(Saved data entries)

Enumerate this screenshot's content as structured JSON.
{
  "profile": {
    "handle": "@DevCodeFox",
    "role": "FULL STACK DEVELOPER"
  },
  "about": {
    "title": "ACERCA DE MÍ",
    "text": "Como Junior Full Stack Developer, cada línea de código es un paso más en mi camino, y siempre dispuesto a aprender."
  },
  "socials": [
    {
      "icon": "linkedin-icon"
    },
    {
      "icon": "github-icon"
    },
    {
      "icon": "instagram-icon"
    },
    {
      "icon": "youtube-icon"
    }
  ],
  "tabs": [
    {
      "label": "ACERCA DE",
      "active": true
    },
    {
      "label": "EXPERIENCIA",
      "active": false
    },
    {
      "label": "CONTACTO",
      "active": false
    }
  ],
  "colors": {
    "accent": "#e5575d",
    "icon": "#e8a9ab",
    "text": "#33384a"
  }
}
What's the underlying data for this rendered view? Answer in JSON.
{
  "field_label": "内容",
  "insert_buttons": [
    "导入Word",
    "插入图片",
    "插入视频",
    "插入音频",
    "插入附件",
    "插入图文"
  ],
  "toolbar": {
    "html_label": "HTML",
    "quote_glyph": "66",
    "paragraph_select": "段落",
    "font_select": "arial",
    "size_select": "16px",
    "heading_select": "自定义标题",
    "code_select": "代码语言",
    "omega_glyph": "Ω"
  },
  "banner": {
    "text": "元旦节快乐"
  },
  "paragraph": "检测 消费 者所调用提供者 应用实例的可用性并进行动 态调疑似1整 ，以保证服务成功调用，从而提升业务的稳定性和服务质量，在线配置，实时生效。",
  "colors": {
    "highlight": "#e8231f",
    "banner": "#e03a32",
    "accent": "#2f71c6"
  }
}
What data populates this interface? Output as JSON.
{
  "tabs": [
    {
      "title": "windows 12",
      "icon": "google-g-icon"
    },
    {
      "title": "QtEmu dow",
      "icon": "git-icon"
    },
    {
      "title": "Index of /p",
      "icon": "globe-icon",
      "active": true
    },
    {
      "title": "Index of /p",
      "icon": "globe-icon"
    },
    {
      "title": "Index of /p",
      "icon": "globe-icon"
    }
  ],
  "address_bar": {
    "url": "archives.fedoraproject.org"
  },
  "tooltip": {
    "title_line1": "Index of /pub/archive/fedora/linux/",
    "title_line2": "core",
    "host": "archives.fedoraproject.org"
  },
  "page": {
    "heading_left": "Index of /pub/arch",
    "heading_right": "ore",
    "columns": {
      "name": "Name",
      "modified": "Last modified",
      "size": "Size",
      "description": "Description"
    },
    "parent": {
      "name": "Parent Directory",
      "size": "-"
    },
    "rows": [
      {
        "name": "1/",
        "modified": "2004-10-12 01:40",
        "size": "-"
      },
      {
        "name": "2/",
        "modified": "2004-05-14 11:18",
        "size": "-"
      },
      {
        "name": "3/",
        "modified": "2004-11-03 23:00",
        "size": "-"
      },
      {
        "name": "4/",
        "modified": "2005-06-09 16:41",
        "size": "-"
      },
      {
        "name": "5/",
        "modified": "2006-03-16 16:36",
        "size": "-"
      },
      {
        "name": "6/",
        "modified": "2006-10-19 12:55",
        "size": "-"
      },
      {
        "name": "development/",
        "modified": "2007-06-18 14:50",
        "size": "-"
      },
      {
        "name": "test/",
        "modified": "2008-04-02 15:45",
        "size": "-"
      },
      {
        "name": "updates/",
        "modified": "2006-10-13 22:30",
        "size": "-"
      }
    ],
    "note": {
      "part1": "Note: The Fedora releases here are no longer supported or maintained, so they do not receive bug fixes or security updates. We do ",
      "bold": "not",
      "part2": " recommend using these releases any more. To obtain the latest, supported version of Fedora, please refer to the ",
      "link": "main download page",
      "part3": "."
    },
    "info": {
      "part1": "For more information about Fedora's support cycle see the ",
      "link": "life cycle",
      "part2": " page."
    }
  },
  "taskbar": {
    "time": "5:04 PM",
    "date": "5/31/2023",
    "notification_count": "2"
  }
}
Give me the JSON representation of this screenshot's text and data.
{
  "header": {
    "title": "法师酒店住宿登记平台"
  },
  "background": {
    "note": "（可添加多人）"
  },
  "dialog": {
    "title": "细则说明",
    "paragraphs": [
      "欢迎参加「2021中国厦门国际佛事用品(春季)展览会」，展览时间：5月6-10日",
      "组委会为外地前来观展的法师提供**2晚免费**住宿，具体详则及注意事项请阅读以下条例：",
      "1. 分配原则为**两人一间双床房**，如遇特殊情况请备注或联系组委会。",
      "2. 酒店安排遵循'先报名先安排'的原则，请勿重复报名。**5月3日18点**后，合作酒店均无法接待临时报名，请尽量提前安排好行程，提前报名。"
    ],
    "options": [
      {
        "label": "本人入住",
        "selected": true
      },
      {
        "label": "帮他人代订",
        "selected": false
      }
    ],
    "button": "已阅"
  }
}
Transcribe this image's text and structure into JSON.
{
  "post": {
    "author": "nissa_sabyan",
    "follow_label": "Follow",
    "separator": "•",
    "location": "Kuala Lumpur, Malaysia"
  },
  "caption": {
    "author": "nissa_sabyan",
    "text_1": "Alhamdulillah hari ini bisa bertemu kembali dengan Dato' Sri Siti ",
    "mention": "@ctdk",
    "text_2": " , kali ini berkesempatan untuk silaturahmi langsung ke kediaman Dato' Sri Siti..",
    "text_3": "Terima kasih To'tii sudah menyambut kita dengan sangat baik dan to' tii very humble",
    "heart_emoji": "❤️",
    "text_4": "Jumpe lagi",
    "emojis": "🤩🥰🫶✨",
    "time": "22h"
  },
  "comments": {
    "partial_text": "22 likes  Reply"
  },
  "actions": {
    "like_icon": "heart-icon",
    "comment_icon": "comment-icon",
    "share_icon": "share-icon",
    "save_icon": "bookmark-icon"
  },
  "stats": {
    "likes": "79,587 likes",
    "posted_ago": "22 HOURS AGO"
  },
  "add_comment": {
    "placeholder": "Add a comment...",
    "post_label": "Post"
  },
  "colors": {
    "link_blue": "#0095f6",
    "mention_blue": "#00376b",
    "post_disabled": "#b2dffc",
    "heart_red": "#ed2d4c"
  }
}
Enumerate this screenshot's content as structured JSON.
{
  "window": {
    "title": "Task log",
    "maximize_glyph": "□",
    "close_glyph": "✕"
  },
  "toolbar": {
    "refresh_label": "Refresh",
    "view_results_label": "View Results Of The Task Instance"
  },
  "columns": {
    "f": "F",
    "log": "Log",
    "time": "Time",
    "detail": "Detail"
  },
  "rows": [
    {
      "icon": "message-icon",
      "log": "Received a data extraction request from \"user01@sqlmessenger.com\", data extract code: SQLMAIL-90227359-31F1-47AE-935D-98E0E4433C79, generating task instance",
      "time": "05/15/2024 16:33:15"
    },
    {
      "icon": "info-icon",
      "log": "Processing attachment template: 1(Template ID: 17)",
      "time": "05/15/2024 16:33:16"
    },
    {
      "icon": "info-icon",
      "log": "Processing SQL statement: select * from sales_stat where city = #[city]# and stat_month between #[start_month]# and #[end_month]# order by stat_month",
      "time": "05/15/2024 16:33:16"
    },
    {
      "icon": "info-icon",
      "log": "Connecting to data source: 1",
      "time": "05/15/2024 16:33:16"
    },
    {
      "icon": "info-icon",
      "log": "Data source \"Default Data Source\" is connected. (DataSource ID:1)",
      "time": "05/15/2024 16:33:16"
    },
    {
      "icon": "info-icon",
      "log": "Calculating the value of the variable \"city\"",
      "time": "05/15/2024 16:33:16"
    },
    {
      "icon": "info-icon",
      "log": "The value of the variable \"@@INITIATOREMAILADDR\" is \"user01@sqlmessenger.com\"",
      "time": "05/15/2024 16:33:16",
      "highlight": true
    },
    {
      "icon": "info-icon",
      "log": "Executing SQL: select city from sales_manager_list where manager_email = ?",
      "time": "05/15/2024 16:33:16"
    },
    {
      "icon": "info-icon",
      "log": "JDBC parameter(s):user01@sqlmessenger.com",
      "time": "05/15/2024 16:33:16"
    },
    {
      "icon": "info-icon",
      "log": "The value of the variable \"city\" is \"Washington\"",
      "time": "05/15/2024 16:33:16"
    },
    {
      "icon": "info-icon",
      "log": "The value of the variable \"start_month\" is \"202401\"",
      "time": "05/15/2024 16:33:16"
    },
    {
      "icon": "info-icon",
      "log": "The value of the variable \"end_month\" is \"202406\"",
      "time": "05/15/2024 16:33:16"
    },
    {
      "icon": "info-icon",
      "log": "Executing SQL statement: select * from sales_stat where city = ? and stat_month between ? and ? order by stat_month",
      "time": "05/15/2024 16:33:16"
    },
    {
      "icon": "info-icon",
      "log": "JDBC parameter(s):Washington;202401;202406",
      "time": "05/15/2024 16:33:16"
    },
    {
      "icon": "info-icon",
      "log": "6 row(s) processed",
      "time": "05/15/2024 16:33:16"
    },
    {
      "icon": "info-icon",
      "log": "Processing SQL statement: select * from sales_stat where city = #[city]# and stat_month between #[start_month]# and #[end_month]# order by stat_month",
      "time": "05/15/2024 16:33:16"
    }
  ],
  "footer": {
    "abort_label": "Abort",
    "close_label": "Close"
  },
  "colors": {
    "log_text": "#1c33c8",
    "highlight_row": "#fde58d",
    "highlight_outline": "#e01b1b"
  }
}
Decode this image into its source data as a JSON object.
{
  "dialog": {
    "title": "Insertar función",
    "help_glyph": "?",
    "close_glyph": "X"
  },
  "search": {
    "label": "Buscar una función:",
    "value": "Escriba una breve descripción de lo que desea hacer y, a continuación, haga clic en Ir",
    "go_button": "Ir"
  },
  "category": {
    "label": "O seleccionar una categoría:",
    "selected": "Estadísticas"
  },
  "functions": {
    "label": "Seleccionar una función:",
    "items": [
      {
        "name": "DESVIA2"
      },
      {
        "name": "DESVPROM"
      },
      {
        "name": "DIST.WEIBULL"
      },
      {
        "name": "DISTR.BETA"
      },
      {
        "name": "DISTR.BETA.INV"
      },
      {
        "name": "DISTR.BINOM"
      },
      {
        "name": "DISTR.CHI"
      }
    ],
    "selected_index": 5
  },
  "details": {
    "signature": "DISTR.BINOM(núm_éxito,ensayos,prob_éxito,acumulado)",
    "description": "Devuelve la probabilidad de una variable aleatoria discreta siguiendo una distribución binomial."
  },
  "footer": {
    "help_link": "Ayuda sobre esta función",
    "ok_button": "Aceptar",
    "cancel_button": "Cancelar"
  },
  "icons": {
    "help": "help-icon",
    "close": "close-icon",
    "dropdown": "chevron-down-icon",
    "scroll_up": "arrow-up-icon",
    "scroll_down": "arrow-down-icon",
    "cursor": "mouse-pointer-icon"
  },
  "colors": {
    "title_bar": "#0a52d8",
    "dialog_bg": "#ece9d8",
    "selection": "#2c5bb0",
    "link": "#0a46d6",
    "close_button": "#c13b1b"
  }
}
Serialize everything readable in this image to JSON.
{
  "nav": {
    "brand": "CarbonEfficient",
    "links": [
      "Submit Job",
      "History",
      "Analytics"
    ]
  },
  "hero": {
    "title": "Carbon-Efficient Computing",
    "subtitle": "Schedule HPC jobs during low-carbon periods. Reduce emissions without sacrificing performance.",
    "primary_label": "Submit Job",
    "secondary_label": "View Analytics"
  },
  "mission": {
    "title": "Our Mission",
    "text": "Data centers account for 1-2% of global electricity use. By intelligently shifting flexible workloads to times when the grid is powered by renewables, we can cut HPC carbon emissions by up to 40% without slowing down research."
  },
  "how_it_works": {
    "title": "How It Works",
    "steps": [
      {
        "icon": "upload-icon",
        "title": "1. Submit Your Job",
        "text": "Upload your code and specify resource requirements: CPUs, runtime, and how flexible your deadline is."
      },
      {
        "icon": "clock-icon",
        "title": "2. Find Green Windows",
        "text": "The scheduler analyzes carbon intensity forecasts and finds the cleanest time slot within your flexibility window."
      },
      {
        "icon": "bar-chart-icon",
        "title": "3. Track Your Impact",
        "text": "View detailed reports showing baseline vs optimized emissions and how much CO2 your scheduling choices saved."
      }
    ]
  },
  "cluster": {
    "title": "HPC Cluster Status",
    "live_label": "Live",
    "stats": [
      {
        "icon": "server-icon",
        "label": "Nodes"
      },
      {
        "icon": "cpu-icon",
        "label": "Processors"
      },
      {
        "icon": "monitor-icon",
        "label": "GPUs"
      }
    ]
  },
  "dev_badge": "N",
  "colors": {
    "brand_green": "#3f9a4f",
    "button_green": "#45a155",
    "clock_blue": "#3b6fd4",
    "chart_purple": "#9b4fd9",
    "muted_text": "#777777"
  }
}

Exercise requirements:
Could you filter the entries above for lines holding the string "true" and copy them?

Written solution:
      "active": true
      "active": true
        "selected": true
      "highlight": true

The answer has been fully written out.